|An assortment of goodies from a past swap|
I often joke that I tend to "win" at food swaps. What I mean by that is I'm usually very pleased with the haul I take home as relates to what I put into my swap items. A huge part of this is the packaging. As kids, we wanted to open the pretty presents first. That drive doesn't dissipate in adulthood and the fact is, the nicer packaged food tends to do better. I've wondered if it's the psychology of a swap - since you have to trust that the other people prepared their items with care and in a sanitary environment, more care placed in packaging appears to be a manifestation and confirmation of that.
So that's a little deep to just talk about pretty ways to pawn off your baked goods, but that's my reasons as to why it's important to put a little thought into how you'll box up and display your wares. Here are a few of my tips on making your goodies more swapable:
1. Think disposable and cost effective. At my first food swap, I brought kombucha. The bottles were roughly $2 a piece. Learn from my mistake - I think about the packaging when decided what to bring so I don't spend a small fortune on the part that people throw away. Instead, I look at low-cost, disposable alternatives like plastic cups, plastic CD sleeves and favor bags. Check out Amazon and Oriental Tradings for these items. I am lucky to have a restaurant supply store nearby, which is where I often get small cups with lids and little sample cups, too.
2. See through is the way to go. People like to see what's inside. Think glass or plastic, not cardboard.
3. Label with contents, creator and contact info. This is pretty standard so people remember what the got and who they got it from. I like to include my business card in case people want to contact me for the recipe, too. Just google "Free label template" or variations thereof for all sorts of stuff to manipulate and print.
|Cute, neat and uniform labels|
4. Display it like it's jewelry.

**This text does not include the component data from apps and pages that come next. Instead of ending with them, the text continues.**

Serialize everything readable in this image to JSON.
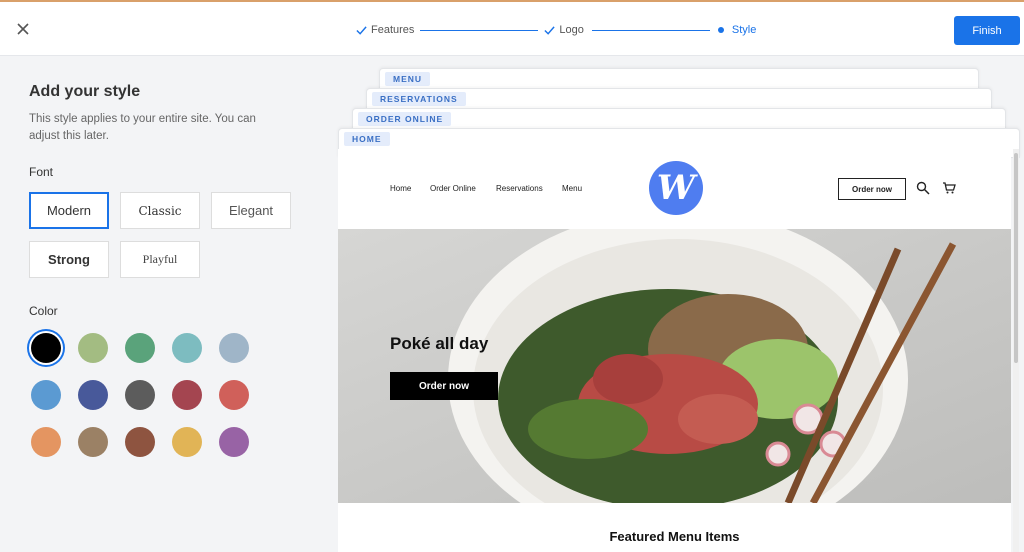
{
  "topbar": {
    "steps": [
      {
        "label": "Features",
        "state": "done"
      },
      {
        "label": "Logo",
        "state": "done"
      },
      {
        "label": "Style",
        "state": "active"
      }
    ],
    "finish_label": "Finish"
  },
  "panel": {
    "title": "Add your style",
    "description": "This style applies to your entire site. You can adjust this later.",
    "font_label": "Font",
    "fonts": [
      {
        "label": "Modern",
        "selected": true
      },
      {
        "label": "Classic",
        "selected": false
      },
      {
        "label": "Elegant",
        "selected": false
      },
      {
        "label": "Strong",
        "selected": false
      },
      {
        "label": "Playful",
        "selected": false
      }
    ],
    "color_label": "Color",
    "colors": [
      "#000000",
      "#a3bc82",
      "#5aa37b",
      "#7dbcc0",
      "#9fb5c8",
      "#5b9ad2",
      "#48599a",
      "#5c5c5c",
      "#a44550",
      "#d0605a",
      "#e49561",
      "#9b8165",
      "#8e5440",
      "#e1b456",
      "#9863a5"
    ],
    "selected_color": "#000000"
  },
  "preview": {
    "tabs": [
      "MENU",
      "RESERVATIONS",
      "ORDER ONLINE",
      "HOME"
    ],
    "nav_links": [
      "Home",
      "Order Online",
      "Reservations",
      "Menu"
    ],
    "logo_letter": "W",
    "nav_order_label": "Order now",
    "hero_title": "Poké all day",
    "hero_button": "Order now",
    "featured_title": "Featured Menu Items"
  }
}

A few years ago I interviewed a spice shop owner who took over a store front that was once a jewelry store. She kept a lot of the display windows and lighting, showcasing her spices in a way reserved for engagement rings. When you display something as valuable, people will perceive it as more valuable.
|My biscoff bar on display, then the swapables in CD cases|
5. Think small. Portion size is important. You can barter better with cupcakes than a cake. It also makes it easier to transport. You can always trade two pre-packaged cupcakes v. trying to hack a cake in half, too.
6. Uniform is appealing. This is a trick I learned in retail. Repeating patterns and organized rows of like items are ascetically pleasing. If you can, package all the items the same.
7. Cruise Pinterest. There are so many creative people out there sharing their ideas and insights. I maintain my own Food Swap Ideas board with recipes and packaging inspiration for future swaps and I know I'm not the only one.
8. Have a display version. I usually set aside the nicest-looking bar, cupcake or whatever and set it aside for my model version. I have a tiny cupcake display dome, but you could totally DIY a cake stand with a plate and candlestick. Alternatively, the ones that turn out looking less than stellar can be sliced and diced for samples.